We may look upon this process as a special kind of catalysis.
They've found the secret of catalysis, and can actually synthesize any catalytic agent they want.
"I think you can rely upon your powers of catalysis, Dorothy," he said.
The phenomenon known as "catalysis" is of common occurrence in both inorganic and organic chemistry.
We should see the building of crystals, catalysis, and the movements of unstable compounds.
1650s, "dissolution," from Latinized form of Greek katalysis "dissolution, a dissolving" (of governments, military units, etc.), from katalyein "to dissolve," from kata- "down" (or "completely"), see cata-, + lyein "to loosen" (see lose). Chemical sense "change caused by an agent which itself remains unchanged" is attested from 1836, introduced by Swedish chemist Jöns Jakob Berzelius (1779-1848).
catalysis ca·tal·y·sis (kə-tāl'ĭ-sĭs)
n. pl. ca·tal·y·ses (-sēz')

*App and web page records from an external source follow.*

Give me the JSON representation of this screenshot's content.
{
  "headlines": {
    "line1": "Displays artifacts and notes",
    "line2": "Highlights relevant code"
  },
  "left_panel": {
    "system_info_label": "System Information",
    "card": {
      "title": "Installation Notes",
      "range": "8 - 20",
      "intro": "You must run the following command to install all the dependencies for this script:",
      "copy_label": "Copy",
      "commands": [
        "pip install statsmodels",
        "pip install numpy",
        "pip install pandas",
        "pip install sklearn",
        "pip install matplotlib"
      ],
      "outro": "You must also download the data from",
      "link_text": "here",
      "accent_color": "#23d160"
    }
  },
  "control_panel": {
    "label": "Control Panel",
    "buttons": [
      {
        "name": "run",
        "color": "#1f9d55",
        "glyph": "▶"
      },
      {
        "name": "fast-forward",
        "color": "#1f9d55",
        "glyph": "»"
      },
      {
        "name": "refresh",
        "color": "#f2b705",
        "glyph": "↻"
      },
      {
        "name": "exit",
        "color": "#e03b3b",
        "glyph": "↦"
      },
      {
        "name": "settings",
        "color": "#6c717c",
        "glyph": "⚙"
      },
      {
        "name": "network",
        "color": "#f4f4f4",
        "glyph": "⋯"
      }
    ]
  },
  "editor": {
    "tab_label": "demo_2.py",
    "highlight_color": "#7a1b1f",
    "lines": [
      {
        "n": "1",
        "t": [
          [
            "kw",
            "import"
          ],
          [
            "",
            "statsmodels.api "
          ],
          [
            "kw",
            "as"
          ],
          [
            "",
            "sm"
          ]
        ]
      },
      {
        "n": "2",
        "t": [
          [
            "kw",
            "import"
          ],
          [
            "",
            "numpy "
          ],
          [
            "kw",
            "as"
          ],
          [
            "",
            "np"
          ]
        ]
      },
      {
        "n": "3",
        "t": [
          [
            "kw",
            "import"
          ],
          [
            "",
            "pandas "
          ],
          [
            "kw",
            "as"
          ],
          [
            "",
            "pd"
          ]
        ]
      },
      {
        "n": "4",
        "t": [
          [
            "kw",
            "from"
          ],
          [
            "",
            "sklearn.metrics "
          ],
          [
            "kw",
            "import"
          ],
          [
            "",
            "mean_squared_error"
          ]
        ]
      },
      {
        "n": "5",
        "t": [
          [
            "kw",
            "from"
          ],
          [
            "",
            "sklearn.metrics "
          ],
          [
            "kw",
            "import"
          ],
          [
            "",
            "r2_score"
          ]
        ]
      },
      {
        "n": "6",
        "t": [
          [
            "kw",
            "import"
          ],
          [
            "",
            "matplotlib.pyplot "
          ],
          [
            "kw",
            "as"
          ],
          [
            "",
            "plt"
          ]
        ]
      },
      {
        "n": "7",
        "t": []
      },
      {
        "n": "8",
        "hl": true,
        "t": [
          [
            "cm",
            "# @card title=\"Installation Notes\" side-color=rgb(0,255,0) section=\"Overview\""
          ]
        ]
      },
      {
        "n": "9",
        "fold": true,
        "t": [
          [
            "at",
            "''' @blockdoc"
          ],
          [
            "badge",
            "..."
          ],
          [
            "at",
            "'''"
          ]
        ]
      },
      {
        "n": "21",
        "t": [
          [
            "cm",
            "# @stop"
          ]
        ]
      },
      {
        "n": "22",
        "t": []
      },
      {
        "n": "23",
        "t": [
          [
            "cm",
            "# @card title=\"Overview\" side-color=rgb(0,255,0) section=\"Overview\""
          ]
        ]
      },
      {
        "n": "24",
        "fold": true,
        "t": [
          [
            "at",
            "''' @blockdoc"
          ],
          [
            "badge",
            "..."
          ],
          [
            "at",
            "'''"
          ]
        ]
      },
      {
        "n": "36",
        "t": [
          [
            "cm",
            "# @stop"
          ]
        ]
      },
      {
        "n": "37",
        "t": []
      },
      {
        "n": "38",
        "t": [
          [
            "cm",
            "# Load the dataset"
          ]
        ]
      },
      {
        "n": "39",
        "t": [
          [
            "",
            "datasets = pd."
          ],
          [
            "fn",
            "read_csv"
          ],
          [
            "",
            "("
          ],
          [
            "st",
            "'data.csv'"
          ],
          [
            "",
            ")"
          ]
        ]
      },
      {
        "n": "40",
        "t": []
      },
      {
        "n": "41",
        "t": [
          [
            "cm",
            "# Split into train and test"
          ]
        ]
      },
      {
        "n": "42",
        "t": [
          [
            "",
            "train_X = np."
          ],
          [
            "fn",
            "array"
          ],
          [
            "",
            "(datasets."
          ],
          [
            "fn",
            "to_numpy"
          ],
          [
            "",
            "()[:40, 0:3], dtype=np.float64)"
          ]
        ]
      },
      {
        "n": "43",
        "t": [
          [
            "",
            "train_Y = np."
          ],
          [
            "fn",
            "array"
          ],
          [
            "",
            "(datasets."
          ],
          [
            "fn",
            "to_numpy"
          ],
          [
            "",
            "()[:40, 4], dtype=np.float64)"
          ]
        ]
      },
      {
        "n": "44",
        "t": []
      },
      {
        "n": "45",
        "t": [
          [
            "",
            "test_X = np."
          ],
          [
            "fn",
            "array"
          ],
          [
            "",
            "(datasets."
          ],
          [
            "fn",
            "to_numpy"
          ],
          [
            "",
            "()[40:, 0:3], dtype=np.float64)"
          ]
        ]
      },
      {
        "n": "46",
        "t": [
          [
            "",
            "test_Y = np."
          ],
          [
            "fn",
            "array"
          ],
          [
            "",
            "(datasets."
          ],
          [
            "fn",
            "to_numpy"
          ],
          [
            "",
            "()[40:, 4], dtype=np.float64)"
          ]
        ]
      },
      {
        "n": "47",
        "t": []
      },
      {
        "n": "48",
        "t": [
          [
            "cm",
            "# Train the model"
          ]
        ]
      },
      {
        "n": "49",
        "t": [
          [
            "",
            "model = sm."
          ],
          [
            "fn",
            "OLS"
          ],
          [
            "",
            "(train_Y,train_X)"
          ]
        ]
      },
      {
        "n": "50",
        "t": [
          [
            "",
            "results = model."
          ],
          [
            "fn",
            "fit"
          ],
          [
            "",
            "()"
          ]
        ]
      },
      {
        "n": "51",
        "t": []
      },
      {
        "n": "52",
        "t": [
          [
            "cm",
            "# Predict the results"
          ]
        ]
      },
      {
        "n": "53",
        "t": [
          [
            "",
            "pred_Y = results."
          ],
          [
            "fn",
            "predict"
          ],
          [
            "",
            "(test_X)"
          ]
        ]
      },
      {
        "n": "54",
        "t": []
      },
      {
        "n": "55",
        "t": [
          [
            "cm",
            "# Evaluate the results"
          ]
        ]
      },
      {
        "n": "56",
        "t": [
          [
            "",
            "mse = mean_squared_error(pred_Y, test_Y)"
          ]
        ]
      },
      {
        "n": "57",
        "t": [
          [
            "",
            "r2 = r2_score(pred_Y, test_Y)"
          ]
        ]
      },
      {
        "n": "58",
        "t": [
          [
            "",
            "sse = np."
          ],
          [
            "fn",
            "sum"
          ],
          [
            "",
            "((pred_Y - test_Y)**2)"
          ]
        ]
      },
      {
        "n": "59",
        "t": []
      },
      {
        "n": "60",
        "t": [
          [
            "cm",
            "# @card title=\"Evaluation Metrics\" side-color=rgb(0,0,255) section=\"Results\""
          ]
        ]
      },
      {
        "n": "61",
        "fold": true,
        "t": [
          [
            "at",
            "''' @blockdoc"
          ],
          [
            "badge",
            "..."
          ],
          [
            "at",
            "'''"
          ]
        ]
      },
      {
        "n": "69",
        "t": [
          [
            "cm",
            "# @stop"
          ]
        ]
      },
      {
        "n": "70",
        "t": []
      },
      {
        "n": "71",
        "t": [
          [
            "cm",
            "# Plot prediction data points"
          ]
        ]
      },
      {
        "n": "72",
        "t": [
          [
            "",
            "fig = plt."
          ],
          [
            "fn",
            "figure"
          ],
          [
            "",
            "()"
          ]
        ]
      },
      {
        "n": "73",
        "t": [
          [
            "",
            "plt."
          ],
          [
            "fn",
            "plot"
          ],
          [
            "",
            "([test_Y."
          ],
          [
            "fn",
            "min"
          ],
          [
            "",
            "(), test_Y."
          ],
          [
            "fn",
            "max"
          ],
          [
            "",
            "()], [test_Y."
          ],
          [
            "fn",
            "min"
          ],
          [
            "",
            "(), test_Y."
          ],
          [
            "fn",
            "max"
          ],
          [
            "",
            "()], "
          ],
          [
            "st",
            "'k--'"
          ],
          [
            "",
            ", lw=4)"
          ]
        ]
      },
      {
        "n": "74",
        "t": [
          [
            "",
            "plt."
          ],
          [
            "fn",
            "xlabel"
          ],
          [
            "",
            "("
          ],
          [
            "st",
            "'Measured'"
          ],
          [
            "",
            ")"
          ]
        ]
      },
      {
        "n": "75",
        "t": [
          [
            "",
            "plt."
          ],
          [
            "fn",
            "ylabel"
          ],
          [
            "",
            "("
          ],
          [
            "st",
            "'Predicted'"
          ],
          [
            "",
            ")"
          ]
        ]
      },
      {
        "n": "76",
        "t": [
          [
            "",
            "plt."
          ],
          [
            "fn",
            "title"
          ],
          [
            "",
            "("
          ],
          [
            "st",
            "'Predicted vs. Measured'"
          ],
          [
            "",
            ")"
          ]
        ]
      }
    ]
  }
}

The action of a catalyst, especially an increase in the rate of a chemical reaction.